The national cost of diabetes in the U.S. in 2007 exceeds $174 billion. This estimate includes $116 billion in excess medical expenditures attributed to diabetes, as well as $58 billion in reduced national productivity. People with diagnosed diabetes, on average, have medical expenditures that are approximately 2.3 times higher than the expenditures would be in the absence of diabetes. Approximately $1 in $10 health care dollars is attributed to diabetes. Indirect costs include increased factors such as absenteeism, reduced productivity, and lost productive capacity due to early mortality (American Diabetes Association).

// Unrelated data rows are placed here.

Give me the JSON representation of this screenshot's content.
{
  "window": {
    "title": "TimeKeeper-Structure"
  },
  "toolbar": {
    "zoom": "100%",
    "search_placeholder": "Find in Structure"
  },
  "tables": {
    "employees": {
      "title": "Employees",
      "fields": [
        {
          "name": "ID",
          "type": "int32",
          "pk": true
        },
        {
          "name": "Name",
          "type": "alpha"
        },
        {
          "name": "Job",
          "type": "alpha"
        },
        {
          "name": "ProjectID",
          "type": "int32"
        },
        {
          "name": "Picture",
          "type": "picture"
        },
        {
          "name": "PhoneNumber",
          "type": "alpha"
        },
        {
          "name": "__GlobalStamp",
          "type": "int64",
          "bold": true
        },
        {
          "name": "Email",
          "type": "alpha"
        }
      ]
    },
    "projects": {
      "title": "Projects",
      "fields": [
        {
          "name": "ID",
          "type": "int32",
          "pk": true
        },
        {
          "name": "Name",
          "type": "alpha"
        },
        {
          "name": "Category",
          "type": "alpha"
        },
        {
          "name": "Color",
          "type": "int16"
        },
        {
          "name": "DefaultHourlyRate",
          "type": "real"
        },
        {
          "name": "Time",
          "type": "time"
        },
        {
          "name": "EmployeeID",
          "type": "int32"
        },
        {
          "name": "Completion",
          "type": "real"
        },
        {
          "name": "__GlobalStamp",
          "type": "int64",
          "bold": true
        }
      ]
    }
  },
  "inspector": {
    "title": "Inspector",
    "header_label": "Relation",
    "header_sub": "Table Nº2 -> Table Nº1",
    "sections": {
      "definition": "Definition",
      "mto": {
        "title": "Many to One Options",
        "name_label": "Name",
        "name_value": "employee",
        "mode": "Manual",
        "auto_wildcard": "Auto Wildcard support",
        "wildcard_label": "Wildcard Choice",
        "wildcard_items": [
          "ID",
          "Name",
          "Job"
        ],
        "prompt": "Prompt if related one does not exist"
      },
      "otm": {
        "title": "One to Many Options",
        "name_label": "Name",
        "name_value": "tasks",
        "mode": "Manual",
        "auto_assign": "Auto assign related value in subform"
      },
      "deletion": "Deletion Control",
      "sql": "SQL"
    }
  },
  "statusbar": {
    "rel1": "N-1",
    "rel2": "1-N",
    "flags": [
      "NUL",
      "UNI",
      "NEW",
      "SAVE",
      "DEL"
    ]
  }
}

Inpatient days (43.9%), nursing home care (15.1%), and office visits (10.9%) constituted the major expenditure groups by service settings. In addition, 51.8% of direct medical expenditures were incurred by people >65 years old. The cost estimate excludes undiagnosed cases of diabetes. Health care spending in 2002 for people with diabetes was more than double what spending would be without diabetes.